Tomas Fiala, CEO of Dragon Capital, comments on the day's events in Ukraine, which include the resignation of the Ukrainian prime minister.» Read More
Twenty years after the Soviet Union collapsed, Vladimir Putin, the Russian prime minister, may not, as is sometimes alleged, be trying to recreate it. But he is pursuing a different project – to build a “quasi-European Union” out of former Soviet states. The FT reports.
Market participants now believe the Federal Reserve is more likely than not to resume purchasing assets during the next year in a third round of quantitative easing, the latest CNBC Fed Survey finds.
By intervening in the eurozone’s bond markets, the ECB has become a lender of last resort. In a world characterised by growing financial panic, that has to be good news, HSBC's Stephen King writes in the FT.
Double dip may be back. It has been three decades since the United States suffered a recession that followed on the heels of the previous one. But it could be happening again, the New York Times reports.
Deutsche Telekom's CEO Rene Obermann is confident that the sale of its US unit T-Mobile USA to AT&T will get regulatory approval, he told CNBC Thursday.
Can a bailout fund whose backers include some of the countries it may be called upon to bail out really succeed? The NYT reports.
European leaders on Thursday clinched a new rescue plan for Greece that could push the country into default on some debt but would also give Europe’s bailout fund new powers to aid struggling economies, the NY TImes reports
A train transporting defense gear from Romania to Bulgaria was broken into and military equipment went missing, Romanian military prosecutors said in a statement on Sunday.
At best, former Scotland Yard senior officers acknowledged in interviews, the police have been lazy, incompetent and too cozy with the people they should have regarded as suspects. The New York Times reports.
Bankers believe that an additional disclosure requirement, relating to previously unpublished details of banks’ credit exposures, could trigger approaches for credit portfolios from specialist buyers. The FT reports.
The price of corn is the latest of a series of signals that remind investors about 2008, the year the financial crisis spread across the globe and Lehman Brothers collapsed, Simon Derrick, chief currency strategist at Bank of New York Mellon, wrote in a note Monday.
Little by little, the woman's credibility as a witness crumbled — she had lied about her immigration, about being gang raped in Guinea, about her experiences in her homeland and about her finances, officials told the NY Times.
The sexual assault case against Dominique Strauss-Kahn is on the verge of collapse as investigators have uncovered major holes in the credibility of the housekeeper who charged that he attacked her in his Manhattan hotel suite in May, according to two well-placed law enforcement officials. The NYT reports.

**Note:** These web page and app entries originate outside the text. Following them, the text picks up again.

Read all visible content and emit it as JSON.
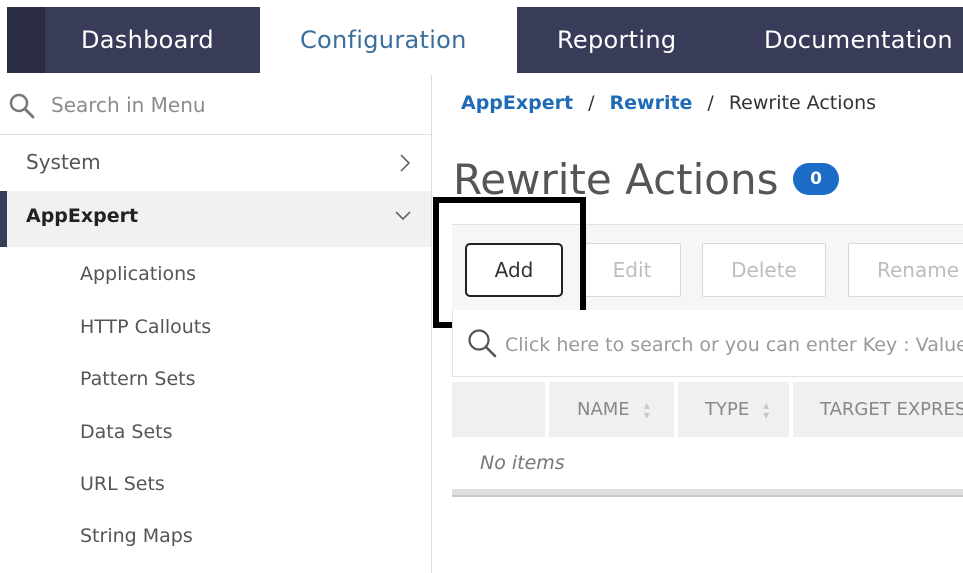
{
  "topnav": {
    "tabs": [
      {
        "label": "Dashboard"
      },
      {
        "label": "Configuration"
      },
      {
        "label": "Reporting"
      },
      {
        "label": "Documentation"
      }
    ],
    "active_tab": "Configuration"
  },
  "sidebar": {
    "search_placeholder": "Search in Menu",
    "items": [
      {
        "label": "System",
        "icon": "chevron-right-icon"
      },
      {
        "label": "AppExpert",
        "icon": "chevron-down-icon",
        "expanded": true
      }
    ],
    "sub_items": [
      {
        "label": "Applications"
      },
      {
        "label": "HTTP Callouts"
      },
      {
        "label": "Pattern Sets"
      },
      {
        "label": "Data Sets"
      },
      {
        "label": "URL Sets"
      },
      {
        "label": "String Maps"
      }
    ]
  },
  "breadcrumb": {
    "items": [
      {
        "label": "AppExpert"
      },
      {
        "label": "Rewrite"
      }
    ],
    "separator": "/",
    "current": "Rewrite Actions"
  },
  "page": {
    "title": "Rewrite Actions",
    "count": "0"
  },
  "toolbar": {
    "add_label": "Add",
    "edit_label": "Edit",
    "delete_label": "Delete",
    "rename_label": "Rename"
  },
  "grid": {
    "search_placeholder": "Click here to search or you can enter Key : Value f",
    "columns": [
      {
        "label": "NAME"
      },
      {
        "label": "TYPE"
      },
      {
        "label": "TARGET EXPRES"
      }
    ],
    "empty_text": "No items"
  },
  "colors": {
    "nav_bg": "#383c58",
    "link": "#1f6bb6",
    "badge": "#1a6cc7",
    "highlight": "#000000"
  }
}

Asian economies are not protected from Europe’s debt problems given their strong trade links, even though they have high savings and relatively strong financial systems, RBS wrote in a recent report.
The New York Times considers the possibility that a firm or group of firms insured billions of dollars of European debt through derivatives.

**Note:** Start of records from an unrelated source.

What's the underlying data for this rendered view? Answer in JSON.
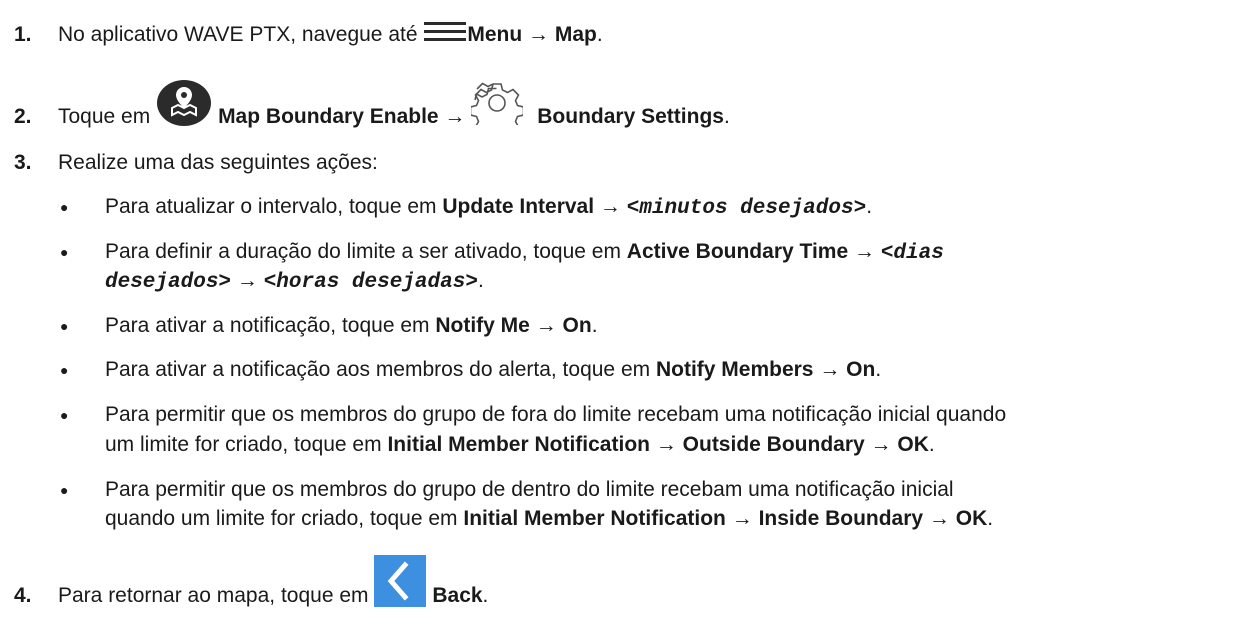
{
  "steps": [
    {
      "num": "1.",
      "pre": "No aplicativo WAVE PTX, navegue até ",
      "icon": "menu-icon",
      "b1": "Menu",
      "arrow": " → ",
      "b2": "Map",
      "end": "."
    },
    {
      "num": "2.",
      "pre": "Toque em ",
      "icon1": "map-boundary-icon",
      "b1": "Map Boundary Enable",
      "arrow": " → ",
      "icon2": "gear-icon",
      "b2": "Boundary Settings",
      "end": "."
    },
    {
      "num": "3.",
      "text": "Realize uma das seguintes ações:"
    },
    {
      "num": "4.",
      "pre": "Para retornar ao mapa, toque em ",
      "icon": "back-chevron-icon",
      "b1": "Back",
      "end": "."
    }
  ],
  "bullets": [
    {
      "pre": "Para atualizar o intervalo, toque em ",
      "b1": "Update Interval",
      "arrow": " → ",
      "m1": "<minutos desejados>",
      "end": "."
    },
    {
      "pre": "Para definir a duração do limite a ser ativado, toque em ",
      "b1": "Active Boundary Time",
      "arrow": " → ",
      "m1": "<dias",
      "m2": "desejados>",
      "arrow2": " → ",
      "m3": "<horas desejadas>",
      "end": "."
    },
    {
      "pre": "Para ativar a notificação, toque em ",
      "b1": "Notify Me",
      "arrow": " → ",
      "b2": "On",
      "end": "."
    },
    {
      "pre": "Para ativar a notificação aos membros do alerta, toque em ",
      "b1": "Notify Members",
      "arrow": " → ",
      "b2": "On",
      "end": "."
    },
    {
      "line1": "Para permitir que os membros do grupo de fora do limite recebam uma notificação inicial quando",
      "pre": "um limite for criado, toque em ",
      "b1": "Initial Member Notification",
      "arrow": " → ",
      "b2": "Outside Boundary",
      "arrow2": " → ",
      "b3": "OK",
      "end": "."
    },
    {
      "line1": "Para permitir que os membros do grupo de dentro do limite recebam uma notificação inicial",
      "pre": "quando um limite for criado, toque em ",
      "b1": "Initial Member Notification",
      "arrow": " → ",
      "b2": "Inside Boundary",
      "arrow2": " → ",
      "b3": "OK",
      "end": "."
    }
  ],
  "bullet_char": "●",
  "colors": {
    "text": "#1a1a1a",
    "icon_dark": "#2b2b2b",
    "back_blue": "#3d8fe0"
  }
}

Whether it’s next week or next year, strategic investor Dennis Gartman thinks its only a matter of time until the European Union unravels.
Dmitry Medvedev has made clear he would like a second term as Russian president but said he and prime minister Vladimir Putin would not run against each other next year, he told the FT.
Russia and China are the most attractive BRIC countries at the moment, according to Jim O’Neill, Chairman of Goldman Sachs Asset Management.
Agricultural commodity prices should fall back from their current highs as fresh supplies come onto the market, the Organization of Economic Cooperation and Development said in a report on Friday. However, food prices will continue to put upwards pressure on inflation.
For now, at least, investors seem to believe that the United States has enough shock absorbers to comfortably withstand a default by Greece, the New York Times reports.